South Pacific

Jim Denley
Cut Air

Australian Jim Denley has an impressive resume. He has played with Axel Dörner, Kim Myhr, Magda Mayas, Chris Burn’s Ensemble, and with Chris Burn, John Butcher and Marcio Mattos in Embers. Derek Bailey included a quote from Denley in his book Improvisation: Its Nature and Practice In Music. Bailey took it from a paper Denley wrote called “Improvisation: the entanglement of awareness and physicality” which was published in the summer 1991 issue of Sounds Australian. Apparently Cut Air is only Denley’s first album of solo flute in a music career that spans four decades. Denley asserts that his music is inspired by the flute traditions of the Solomon Isles. Here, on these two pieces, he uses prepared bass flute.

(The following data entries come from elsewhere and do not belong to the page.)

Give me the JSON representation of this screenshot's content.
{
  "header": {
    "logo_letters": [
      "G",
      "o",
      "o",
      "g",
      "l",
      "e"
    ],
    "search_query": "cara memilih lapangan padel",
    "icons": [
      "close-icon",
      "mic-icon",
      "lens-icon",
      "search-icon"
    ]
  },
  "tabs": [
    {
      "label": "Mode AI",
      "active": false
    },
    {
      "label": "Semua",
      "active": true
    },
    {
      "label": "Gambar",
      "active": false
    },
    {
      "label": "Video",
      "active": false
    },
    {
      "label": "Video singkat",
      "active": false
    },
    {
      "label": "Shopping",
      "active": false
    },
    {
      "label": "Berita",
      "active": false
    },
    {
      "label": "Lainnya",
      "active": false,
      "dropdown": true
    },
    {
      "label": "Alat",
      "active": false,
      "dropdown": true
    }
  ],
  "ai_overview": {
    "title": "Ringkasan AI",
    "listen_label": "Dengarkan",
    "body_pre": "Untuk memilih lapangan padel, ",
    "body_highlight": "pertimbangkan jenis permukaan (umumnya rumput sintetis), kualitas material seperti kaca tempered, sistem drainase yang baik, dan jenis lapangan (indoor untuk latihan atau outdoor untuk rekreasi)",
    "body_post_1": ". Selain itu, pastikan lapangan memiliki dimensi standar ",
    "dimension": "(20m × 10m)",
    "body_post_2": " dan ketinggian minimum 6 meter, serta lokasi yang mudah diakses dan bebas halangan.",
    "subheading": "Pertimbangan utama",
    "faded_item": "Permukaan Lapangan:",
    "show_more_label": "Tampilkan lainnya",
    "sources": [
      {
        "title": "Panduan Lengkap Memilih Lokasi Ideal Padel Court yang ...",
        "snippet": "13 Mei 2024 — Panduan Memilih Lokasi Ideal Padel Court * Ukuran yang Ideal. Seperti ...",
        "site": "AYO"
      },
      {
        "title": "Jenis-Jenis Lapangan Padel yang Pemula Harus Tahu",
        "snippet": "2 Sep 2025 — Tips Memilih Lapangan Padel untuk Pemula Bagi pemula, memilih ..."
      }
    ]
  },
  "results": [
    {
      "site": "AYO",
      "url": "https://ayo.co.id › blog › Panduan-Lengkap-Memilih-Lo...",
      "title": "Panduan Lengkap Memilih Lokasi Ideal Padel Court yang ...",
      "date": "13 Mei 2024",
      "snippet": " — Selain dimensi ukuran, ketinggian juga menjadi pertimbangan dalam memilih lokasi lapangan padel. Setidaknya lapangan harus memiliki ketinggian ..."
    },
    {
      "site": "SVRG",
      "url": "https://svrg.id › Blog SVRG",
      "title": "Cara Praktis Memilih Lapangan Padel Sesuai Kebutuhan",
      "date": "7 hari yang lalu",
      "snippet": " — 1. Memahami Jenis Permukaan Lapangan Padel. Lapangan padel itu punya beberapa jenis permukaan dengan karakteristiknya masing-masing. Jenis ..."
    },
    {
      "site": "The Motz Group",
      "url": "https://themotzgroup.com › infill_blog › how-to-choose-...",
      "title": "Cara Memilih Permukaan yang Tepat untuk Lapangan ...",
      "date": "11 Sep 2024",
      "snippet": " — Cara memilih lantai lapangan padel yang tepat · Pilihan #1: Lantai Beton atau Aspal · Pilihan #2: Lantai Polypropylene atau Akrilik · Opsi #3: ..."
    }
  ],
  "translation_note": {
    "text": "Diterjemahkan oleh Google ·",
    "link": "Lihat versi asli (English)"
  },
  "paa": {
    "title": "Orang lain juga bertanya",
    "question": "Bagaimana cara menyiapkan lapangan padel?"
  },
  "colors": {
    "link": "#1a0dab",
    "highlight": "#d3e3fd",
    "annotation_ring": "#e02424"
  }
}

The first, “Cut Air”, has an air of otherness, of spirituality about it. The press release describes the physical phenomena that makes a flute sound: “…when a jet stream crashes against an edge, an air column magically vibrates – tone springs into existence. On other instruments we see the vibrating string, skin or cardboard – but here, whatever the frequency or dynamic, we see nothing…perhaps this invisible genesis is why, in many cultures, the instrument is associated with the supernatural.”
“Cut Air” could certainly provide a sense of the unknown that may augment the importance placed on a full moon for example. Neil Young always tried to be booked into a recording with his band on a full moon, feeling that the results nearly always produced something special.

The second, “For Celina Rokona”, is fairly unchanging, rhythmically. The microphones are placed closely; we hear the sounds of breath, and fingers on valves – these almost sound like darbuka.

The Celina Rokona Denley refers to is a flute player from Ataa in North East Malaita. The press release states “…this shamanistic coming into the world has excited diverse flute traditions around the globe – in North East Malaita in the Solomon Islands, Celina Rokona played the most fundamental of bamboos, Sukwadi and Sukute…”
This music is about challenging the performer and the listener; about long duration performance and what it means for the audience and the musician. Exploratory and experimental in the purest way.

There’s certainly a sense of rigour about Cut Air; “Compared to instruments that physically move when played, the way the flute operates can be perceived as magical” – as the press release says, “…When a jet stream crashes against an edge, the air column vibrates…whatever the frequency or dynamic we see nothing.”

Jim Denley succeeds in maintaining that sense of magic here. Recommended.